Can I talk to my sister's hospice caregivers in another state?

1 answer | Last updated: Oct 09, 2016
June1947 asked...

My sister is in hospice care in Kansas City, Clay county. I'm living in Missippi county in Arkansas and want to know if I can speak to the caregivers that work with her. She has a guardian but from what she says they are taking her things from her and packing everything up like she was already gone. They have refused to let her dress or watch or listen to any of her tapes. She says it's as though they are pushing her to die. The guardian told her the doctor told her not to listen to her so I was wondering is this the way hospice works. In the end everything is taken that gives you any comfort and you are told that no matter what you say they aren't going to listen to you? Please, I am so worried about my sister.

Expert Answers

Audrey Wuerl, RN, BSN, PHN, is education coordinator for Hospice of San Joaquin in California. She is also a geriatric trainer for the End-of-Life Nursing Education Consortium (ELNEC), which promotes education in geriatric nursing and end-of-life care.

I would suggest you contact the hospice that is caring for your sister, directly, and explain your concerns. As a family member you may be able to talk to the caregivers your sister has. This is not a "given" though. If your sister has stated she only wants to speak to her guardian, for example, you may have to travel to Kansas City and see what is happening for yourself. At any rate, contacting the hospice will be your best course of action.

To be very clear, hospice is about dying with dignity and with respect. It is about comfort and caring for people at the end of their lives. It's intended to be supportive of both patient and the family. Hospices are governed by state laws and almost all hospices are Medicare certified. These laws, state and federal, are very strict and any question of violating the ethics of hospice philosophy and care would not be tolerated.

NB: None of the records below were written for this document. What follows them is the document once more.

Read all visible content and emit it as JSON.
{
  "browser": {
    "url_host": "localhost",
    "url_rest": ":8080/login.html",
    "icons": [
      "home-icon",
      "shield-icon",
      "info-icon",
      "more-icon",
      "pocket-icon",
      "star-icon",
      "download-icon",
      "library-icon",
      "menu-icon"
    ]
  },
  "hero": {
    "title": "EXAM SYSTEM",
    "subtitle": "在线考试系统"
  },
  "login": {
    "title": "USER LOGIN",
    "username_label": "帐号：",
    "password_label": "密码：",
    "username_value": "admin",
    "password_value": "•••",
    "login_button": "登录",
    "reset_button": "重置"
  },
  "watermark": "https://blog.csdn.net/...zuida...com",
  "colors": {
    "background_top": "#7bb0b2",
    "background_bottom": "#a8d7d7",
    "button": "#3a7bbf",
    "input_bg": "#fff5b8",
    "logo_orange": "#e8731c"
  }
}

I like to say that hospice care helps patients celebrate the rest of their lives. We simply accept that death is the natural closure to life. So, to think that we would do anything to hasten that process, or deny a person their personal possessions, or of enjoying their remaining life, is the opposite of what our mission is. Again, I urge you to contact the hospice caring for your sister, and get so straight answers.